When I saw this headline from a story on a site operated by a subsidiary of AOL Inc., I thought it couldn't be right. And here was the claim: "Nearly half of Americans live in precincts where long lines at the voting booth were a problem in the 2012 election cycle, according to a survey conducted by President Barack Obama’s Presidential Commission on Election Administration."
Except, that it isn't true.
Yesterday, the commission held an event. You can watch the video of the actual event, which is, inconveniently, not linked in the piece that makes the claim above. And the video contains the actual survey results. The relevant question asked, around the 1 hour, 9 minute mark of the video, is as follows:
Q: Did your jurisdiction experience long lines (approximately one hour or more) at any precincts or early voting sites in the 2012 general election?
A (weighted by eligible voters):
Yes, long lines were common and widespread: 1.9%
Yes, but only at some locations: 26.2%

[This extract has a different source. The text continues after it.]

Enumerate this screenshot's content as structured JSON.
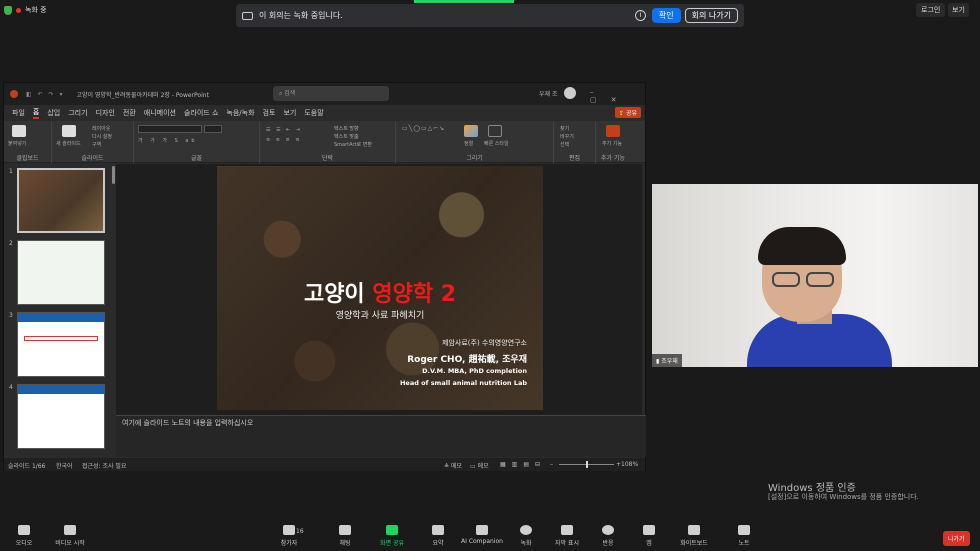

Yes, but only at one or two locations: 21.3%
There were no appreciable lines in my jurisdiction: 48.0%
Don't know: 2.6%
Strictly speaking, if you live in a jurisdiction (a large city or a small town) that had one precinct with long lines (which would be about 21% of eligible voters), you would, under the headline of the piece, "live in places where election officials admit long lines are a problem." But, that is fairly deceptive: you live in such a place, but it, in all likelihood, does not affect you. There is, of course, the risk it affects you. And it obviously affects some voters there, and some quite substantially. But it certainly does not affect "nearly half" of voters in a way that the sensationalist headline of the story implies.
The text of the story is worse, because it contains an outright inaccuracy. It says that "nearly half of Americans live in precincts where long lines at the voting booth were a problem," (emphasis added) which isn't what the survey said. "Jurisdictions" are far larger in scope than "precincts," which is why a "jurisdiction" may have "some locations" or "only one or two locations" with long lines.
This is not to say that long lines are not a problem. They clearly are in some places, and Dr. Charles Stewart has conducted excellent research about drilling down the locations and length of lines. (There's very good discussion over the 10 minutes in the video: he notes that it indicates that long lines are "rare," but that it might affect a high volume of voters in that "rare" precinct, and that the risk is higher in big jurisdictions.)
But I don't think this sensationalist "journalism" is productive when it contains an important inaccuracy and fails to link to the relevant source. As the nonpartisan commission is attempting to identify problems with actual facts, distorting them (perhaps in the name of partisanship, or in an effort for sensationalism) doesn't move the ball much.